This is a new time; the movement and its supporters are in a totally different place than they were last fall. Potential allies expect more from the movement — as they should. Many who were wholeheartedly behind it a few months ago seem to think it’s over, or should be. The encampments lost much public support as the pressures of police harassment, a lack of resources to assist homeless Occupiers and other factors turned many into unsafe spaces. Videos of Occupiers behaving badly became fodder for a right-wing smear campaign that is now gearing up for any possible resurgence. This matters; in some sense, an occupation is only as good as its public support. That legitimacy is what makes it difficult for the state to mount an eviction without losing face.
Think of the early morning confrontation so many remember as the climax of Occupy Wall Street.
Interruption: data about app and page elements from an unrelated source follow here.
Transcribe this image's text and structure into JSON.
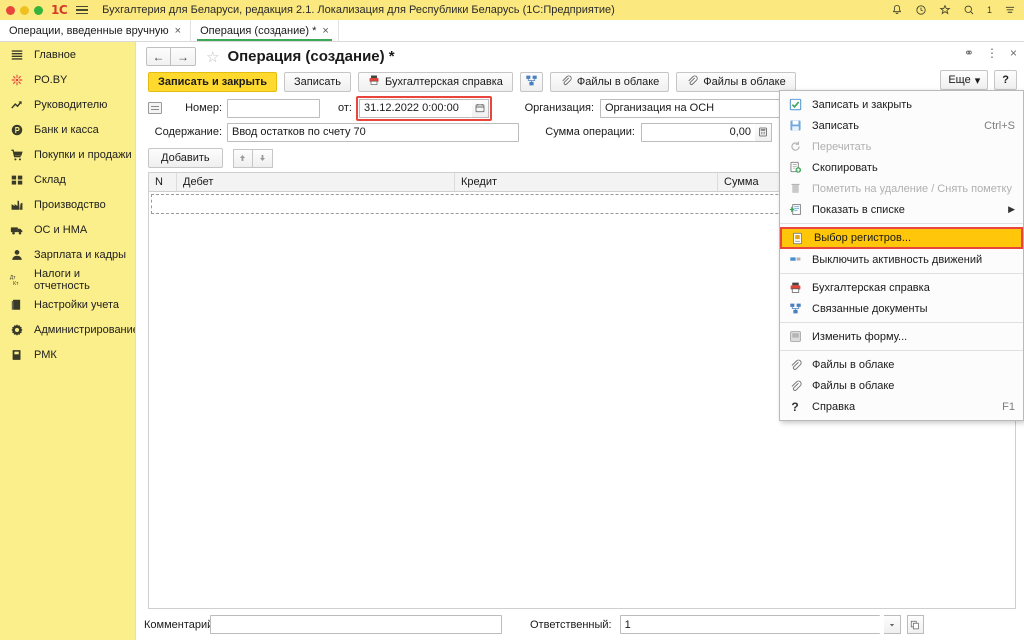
{
  "window": {
    "title": "Бухгалтерия для Беларуси, редакция 2.1. Локализация для Республики Беларусь   (1С:Предприятие)",
    "logo": "1С",
    "traffic_icons": [
      "close-red",
      "minimize-yellow",
      "zoom-green"
    ],
    "burger_icon": "hamburger-menu-icon",
    "right_icons": [
      {
        "name": "bell-icon",
        "glyph": "⚑"
      },
      {
        "name": "history-clock-icon",
        "glyph": "↺"
      },
      {
        "name": "favorites-star-icon",
        "glyph": "☆"
      },
      {
        "name": "search-icon",
        "glyph": "⚲"
      }
    ],
    "counter": "1",
    "menu_icon": "list-menu-icon"
  },
  "tabs": [
    {
      "label": "Операции, введенные вручную",
      "active": false,
      "close": "×"
    },
    {
      "label": "Операция (создание) *",
      "active": true,
      "close": "×"
    }
  ],
  "sidebar": {
    "items": [
      {
        "label": "Главное",
        "icon": "grid-lines-icon"
      },
      {
        "label": "РО.BY",
        "icon": "sparkle-icon"
      },
      {
        "label": "Руководителю",
        "icon": "trend-up-icon"
      },
      {
        "label": "Банк и касса",
        "icon": "coin-icon"
      },
      {
        "label": "Покупки и продажи",
        "icon": "cart-icon"
      },
      {
        "label": "Склад",
        "icon": "boxes-icon"
      },
      {
        "label": "Производство",
        "icon": "factory-icon"
      },
      {
        "label": "ОС и НМА",
        "icon": "truck-icon"
      },
      {
        "label": "Зарплата и кадры",
        "icon": "person-icon"
      },
      {
        "label": "Налоги и отчетность",
        "icon": "debit-credit-icon"
      },
      {
        "label": "Настройки учета",
        "icon": "books-icon"
      },
      {
        "label": "Администрирование",
        "icon": "gear-icon"
      },
      {
        "label": "РМК",
        "icon": "register-icon"
      }
    ]
  },
  "form": {
    "nav_back": "←",
    "nav_forward": "→",
    "favorite_star": "☆",
    "title": "Операция (создание) *",
    "header_actions": [
      {
        "name": "link-icon",
        "glyph": "⚭"
      },
      {
        "name": "more-vertical-icon",
        "glyph": "⋮"
      },
      {
        "name": "close-icon",
        "glyph": "×"
      }
    ],
    "toolbar": {
      "save_and_close": "Записать и закрыть",
      "save": "Записать",
      "accounting_reference": "Бухгалтерская справка",
      "print_icon": "printer-icon",
      "related_documents_icon": "related-documents-icon",
      "cloud_files_1": "Файлы в облаке",
      "cloud_files_2": "Файлы в облаке",
      "clip_icon": "paperclip-icon",
      "more": "Еще",
      "more_caret": "▾",
      "help": "?"
    },
    "fields": {
      "number_label": "Номер:",
      "number_value": "",
      "from_label": "от:",
      "date_value": "31.12.2022  0:00:00",
      "calendar_icon": "calendar-icon",
      "org_label": "Организация:",
      "org_value": "Организация на ОСН",
      "content_label": "Содержание:",
      "content_value": "Ввод остатков по счету 70",
      "sum_label": "Сумма операции:",
      "sum_value": "0,00",
      "sum_icon": "calculator-icon",
      "doc_icon": "document-icon"
    },
    "table_toolbar": {
      "add": "Добавить",
      "move_up_icon": "arrow-up-icon",
      "move_down_icon": "arrow-down-icon"
    },
    "table": {
      "columns": [
        "N",
        "Дебет",
        "Кредит",
        "Сумма"
      ],
      "rows": []
    },
    "footer": {
      "comment_label": "Комментарий:",
      "comment_value": "",
      "responsible_label": "Ответственный:",
      "responsible_value": "1",
      "dropdown_icon": "chevron-down-icon",
      "select_icon": "open-list-icon"
    }
  },
  "context_menu": {
    "items": [
      {
        "label": "Записать и закрыть",
        "icon": "save-close-icon",
        "shortcut": "",
        "state": "normal",
        "submenu": false
      },
      {
        "label": "Записать",
        "icon": "floppy-save-icon",
        "shortcut": "Ctrl+S",
        "state": "normal",
        "submenu": false
      },
      {
        "label": "Перечитать",
        "icon": "refresh-icon",
        "shortcut": "",
        "state": "disabled",
        "submenu": false
      },
      {
        "label": "Скопировать",
        "icon": "copy-icon",
        "shortcut": "",
        "state": "normal",
        "submenu": false
      },
      {
        "label": "Пометить на удаление / Снять пометку",
        "icon": "delete-mark-icon",
        "shortcut": "",
        "state": "disabled",
        "submenu": false
      },
      {
        "label": "Показать в списке",
        "icon": "show-in-list-icon",
        "shortcut": "",
        "state": "normal",
        "submenu": true
      },
      {
        "label": "Выбор регистров...",
        "icon": "registers-icon",
        "shortcut": "",
        "state": "selected",
        "submenu": false
      },
      {
        "label": "Выключить активность движений",
        "icon": "toggle-activity-icon",
        "shortcut": "",
        "state": "normal",
        "submenu": false
      },
      {
        "label": "Бухгалтерская справка",
        "icon": "printer-icon",
        "shortcut": "",
        "state": "normal",
        "submenu": false
      },
      {
        "label": "Связанные документы",
        "icon": "related-documents-icon",
        "shortcut": "",
        "state": "normal",
        "submenu": false
      },
      {
        "label": "Изменить форму...",
        "icon": "edit-form-icon",
        "shortcut": "",
        "state": "normal",
        "submenu": false
      },
      {
        "label": "Файлы в облаке",
        "icon": "paperclip-icon",
        "shortcut": "",
        "state": "normal",
        "submenu": false
      },
      {
        "label": "Файлы в облаке",
        "icon": "paperclip-icon",
        "shortcut": "",
        "state": "normal",
        "submenu": false
      },
      {
        "label": "Справка",
        "icon": "question-icon",
        "shortcut": "F1",
        "state": "normal",
        "submenu": false
      }
    ],
    "separators_after": [
      5,
      7,
      10,
      12
    ]
  },
  "colors": {
    "titlebar": "#fbe97f",
    "sidebar": "#fbef8c",
    "primary_button": "#ffd92e",
    "selection_highlight": "#ffc60a",
    "highlight_border": "#e8453c",
    "active_tab_underline": "#3aa856"
  }
}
On Oct. 14, thousands of people turned out before dawn to keep Mayor Bloomberg’s cleaning crews out of the park. The moment those crews were routed, when the announcement came through the people’s mic and the assembled crowd of Occupiers, union workers and supporters burst into cheers — that was amazing. But it took a lot of committed allies to make that happen. Right now, that support simply doesn’t seem to be there. Evictions continue without much outcry.
So how can the movement recapture that support? How can it, even more than before, light up people’s imaginations and make them want Occupy to stick around? Here’s a modest proposal to a movement that tends not to take or need advice:
Challenge the power that affects the most people’s lives.
Right now, there are plenty of well-thought-out projects starting up in the movement that address the core issues that moved thousands of people to begin occupying Wall Street in the first place. There’s Fight BAC, a project with the not-so-modest goal of taking down Bank of America. There are efforts to fight foreclosures and evictions through occupations, auction blockades or eviction defense. Disrupt Dirty Power is aimed at finally halting the corporate machine driving climate change. How about a massive student debt strike — anyone?
Projects with this level of focus tend to attract relatively small numbers of people compared to re-occupation attempts and rowdy marches. What if they became, for a while, the main business of the movement and the main outlet of its huge creativity? What if the first thing people thought of when they heard the word “Occupy” was, “Oh, those kids who saved my friend’s home from foreclosure? I heard they’re trying to take down the most dangerous bank in America!” Actions that directly challenge the economic violence of the system pose a dilemma for the entire society. You’re asking everyone to choose sides — not about tents in a park, but about major features of everyday economic life. Do I want Bank of America to foreclose on my neighbor or not? Do I want my kids to spend their post-college lives enslaved by debt or not? These are serious political questions that have the potential to eclipse the nonsense the presidential candidates keep spouting. Suddenly the question of whether to allow the movement to occupy one space or another seems comparatively small.
As the movement shifts gears, it’s hugely important to keep the spirit of occupation alive — though not necessarily in tents.
Occupiers are mapping the city’s sites of injustice by sleeping out in the Financial District, but just as important is the sense of community at afternoon Town Square events and mutual aid on May Day. This sort of action is constructive rather than just disruptive, and it points the way toward a new, revolutionary society. Lots of people in the movement talk about wanting to see these occupations evolve into sustainable worker cooperatives and serious, large-scale mutual aid networks. But what if that happened in the context of making the most egregious, fundamental crises unmistakably clear — in the banks, in the schools, in politics, in how we treat our planet?
Compared to these massive tears in the fabric of society, I suspect that encampments in parks will seem like no big deal. Maybe the movement could even win back the right to occupy with much less effort. At the very least, there will be a whole lot more people standing up against the forces of repression and for the right to occupy. “Hey, we’re changing the world with this movement,” they’ll say. “Why not let us have a park or a building and do some good with it?”